50% of the students who come to WNY Dyslexia Specialists for reading therapy have an oral vocabulary that is up to TWO grade levels above their current grade.
How can this be if they are dyslexic or are suspected of having dyslexia?
It’s actually very simple. Oral vocabulary is not developed through reading print. It’s developed through listening. Reading experts have consistently noted how reading to children plays a crucial role in developing their vocabulary.
Parents, you can develop this astounding vocabulary at home. You don’t need any special degrees or courses to teach you how to do this.
Here are 3 teaching points I like to encourage parents with dyslexic children.
Read TO Your Child
Wait! I know you have heard this from the time your dear one was still in the womb. This is important and here’s why: Reading to your child has NO upper age limit. As long as your child enjoys hanging out on the couch next to you, read to them,
But, do not make them read aloud to you. Why not? Because this is your time to build your child’s amazing vocabulary.
Don’t read at their reading or even grade level. Read at their interest level. Let me say that again because it’s so critical. Read at their interest level.
What is your child interested in? Does she enjoy reading about animals? Does he like adventure stories? Does she get excited when you bring out Harry Potter? Does history intrigue him? Read whatever interests your child.
When my children were younger, their dad began reading The Hobbit to them. They were very young. If I had to guess, I’d say they were 6 and 8 years old. They couldn’t read all the words in the story themselves, but through listening and being interested in what they were listening to, their attention was engaged. They learned the ways of the Hobbits and developed a new aspect to their vocabulary.
Over the years as we homeschooled our day always began with reading aloud in the living room. As their mom, I loved this time of connection. We read stacks of historical fiction together. They took mental adventures into the life of a former slave in Amos Fortune, Free Man by Elizabeth Yates.
In the Trumpeter of Krakow by Eric P. Kelly my kids became wrapped in the life of a young man in 1462 Krakow, Poland. One of their most favorite books was The Golden Goblet by Eloise Jarvis McGraw. It was a peek inside the life of Ranofer, a young Egyptian, who makes a shocking discovery while being raised by an evil half-brother.
Reading to your child will give them knowledge of people, places, and things they may never experience in their own lives.
Audiobooks accomplish the same goals as reading aloud to your child.
And, please understand, audio books are NOT cheating. They do not take the place of learning to read. They are merely a tool for listening skills. They are a tool to take your child into the world of literature while they are developing their reading skills.
Audiobooks can be found through your local library on Overdrive.com
You can also purchase a year subscription to Learning Ally. On Learning Ally, you will have access to over 80,000 audiobooks that are read by real voices.
Speak Using Good Vocabulary

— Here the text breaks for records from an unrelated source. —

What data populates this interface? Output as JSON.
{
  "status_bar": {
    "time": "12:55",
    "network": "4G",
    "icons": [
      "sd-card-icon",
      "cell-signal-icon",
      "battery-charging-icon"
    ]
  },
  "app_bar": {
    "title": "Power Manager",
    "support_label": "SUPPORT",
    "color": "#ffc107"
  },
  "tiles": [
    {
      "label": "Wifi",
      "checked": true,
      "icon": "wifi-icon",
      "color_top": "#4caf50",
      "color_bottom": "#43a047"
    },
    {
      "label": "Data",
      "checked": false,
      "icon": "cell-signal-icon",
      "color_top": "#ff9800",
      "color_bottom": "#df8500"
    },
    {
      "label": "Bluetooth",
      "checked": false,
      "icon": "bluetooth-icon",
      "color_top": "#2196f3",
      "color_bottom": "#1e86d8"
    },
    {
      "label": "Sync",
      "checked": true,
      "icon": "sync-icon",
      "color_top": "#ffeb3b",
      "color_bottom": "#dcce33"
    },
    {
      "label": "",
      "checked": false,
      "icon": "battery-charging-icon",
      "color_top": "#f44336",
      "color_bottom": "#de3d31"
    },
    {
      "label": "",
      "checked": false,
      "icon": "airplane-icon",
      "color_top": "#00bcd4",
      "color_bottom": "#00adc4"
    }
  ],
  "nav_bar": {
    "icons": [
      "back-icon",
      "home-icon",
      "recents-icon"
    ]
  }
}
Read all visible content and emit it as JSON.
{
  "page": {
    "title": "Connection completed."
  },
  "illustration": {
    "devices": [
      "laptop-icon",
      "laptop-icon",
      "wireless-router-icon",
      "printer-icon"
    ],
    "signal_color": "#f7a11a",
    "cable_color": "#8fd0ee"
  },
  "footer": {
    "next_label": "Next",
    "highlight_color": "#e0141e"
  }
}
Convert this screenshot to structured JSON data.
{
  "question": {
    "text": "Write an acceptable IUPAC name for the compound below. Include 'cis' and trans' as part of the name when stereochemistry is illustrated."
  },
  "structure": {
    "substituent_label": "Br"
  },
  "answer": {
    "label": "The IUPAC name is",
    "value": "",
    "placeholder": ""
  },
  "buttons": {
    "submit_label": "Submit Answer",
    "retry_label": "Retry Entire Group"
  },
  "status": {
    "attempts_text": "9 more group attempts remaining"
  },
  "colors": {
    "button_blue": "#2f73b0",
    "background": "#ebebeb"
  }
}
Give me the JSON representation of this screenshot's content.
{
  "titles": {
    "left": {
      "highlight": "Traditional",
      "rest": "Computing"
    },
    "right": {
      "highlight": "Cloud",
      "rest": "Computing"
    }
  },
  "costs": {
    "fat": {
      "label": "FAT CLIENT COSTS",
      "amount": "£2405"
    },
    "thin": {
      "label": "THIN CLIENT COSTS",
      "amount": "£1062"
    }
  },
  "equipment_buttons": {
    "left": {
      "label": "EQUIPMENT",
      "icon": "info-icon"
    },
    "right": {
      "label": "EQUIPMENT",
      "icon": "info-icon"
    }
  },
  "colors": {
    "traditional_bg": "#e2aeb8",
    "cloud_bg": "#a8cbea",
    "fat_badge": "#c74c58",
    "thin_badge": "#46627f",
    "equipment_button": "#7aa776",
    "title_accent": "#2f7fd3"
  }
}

Use the same vocabulary to speak to your child as you would use with adults. If your child doesn’t know what you mean, they will ask you. Then, “BAM!” You’ve just had a vocabulary lesson.
As my children were growing up, I never stopped to think about what words I was using when I spoke with them. If I wanted to use the word, CONUNDRUM. I did. I used whatever vocabulary came to mind. As I did that, they learned the meaning of words.
Use the language you know. Don’t water it down for your children.
Perhaps you struggled in school. You may wish to take the advice given here, and get some audio books for yourself. This will build up your vocabulary as well.
Looking for good chapter books? Here are some resources list links!
Do you have any ideas to add? Are there any favorite books you would recommend to other parents? Share them in the comments below.